* PROBLEM DESCRIPTION: Those lines of the records that contain "Законы" are to be located and copied.

Dataset excerpts

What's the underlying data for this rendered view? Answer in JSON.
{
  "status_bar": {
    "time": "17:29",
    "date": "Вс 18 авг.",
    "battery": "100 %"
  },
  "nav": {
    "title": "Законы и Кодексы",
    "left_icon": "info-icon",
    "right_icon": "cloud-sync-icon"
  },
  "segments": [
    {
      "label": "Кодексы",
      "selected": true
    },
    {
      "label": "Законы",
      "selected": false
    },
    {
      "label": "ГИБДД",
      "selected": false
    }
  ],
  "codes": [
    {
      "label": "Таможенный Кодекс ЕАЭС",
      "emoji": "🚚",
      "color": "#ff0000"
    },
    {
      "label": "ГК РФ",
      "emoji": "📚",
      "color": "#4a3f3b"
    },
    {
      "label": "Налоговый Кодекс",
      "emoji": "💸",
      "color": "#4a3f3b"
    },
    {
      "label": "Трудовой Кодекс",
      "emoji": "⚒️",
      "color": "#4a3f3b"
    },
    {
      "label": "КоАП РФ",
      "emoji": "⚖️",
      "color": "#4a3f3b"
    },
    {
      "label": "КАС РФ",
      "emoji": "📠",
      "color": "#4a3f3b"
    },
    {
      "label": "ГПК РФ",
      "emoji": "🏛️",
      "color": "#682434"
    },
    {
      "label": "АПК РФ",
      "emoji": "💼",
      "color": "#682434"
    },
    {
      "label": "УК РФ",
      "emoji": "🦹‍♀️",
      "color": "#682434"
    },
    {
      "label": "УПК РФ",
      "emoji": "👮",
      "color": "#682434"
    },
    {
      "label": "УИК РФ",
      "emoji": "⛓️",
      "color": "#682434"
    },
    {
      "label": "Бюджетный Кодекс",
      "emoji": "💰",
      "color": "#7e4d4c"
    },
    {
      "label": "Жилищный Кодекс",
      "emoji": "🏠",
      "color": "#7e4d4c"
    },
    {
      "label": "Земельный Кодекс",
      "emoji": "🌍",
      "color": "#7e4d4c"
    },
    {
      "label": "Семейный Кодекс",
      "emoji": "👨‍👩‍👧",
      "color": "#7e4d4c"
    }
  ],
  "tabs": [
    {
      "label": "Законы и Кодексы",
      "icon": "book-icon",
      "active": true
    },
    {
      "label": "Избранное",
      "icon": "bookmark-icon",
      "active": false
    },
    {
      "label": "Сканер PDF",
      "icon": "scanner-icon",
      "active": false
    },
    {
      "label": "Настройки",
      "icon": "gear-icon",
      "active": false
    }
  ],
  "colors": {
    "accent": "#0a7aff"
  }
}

* THE ANSWER:
    "title": "Законы и Кодексы",
      "label": "Законы",
      "label": "Законы и Кодексы",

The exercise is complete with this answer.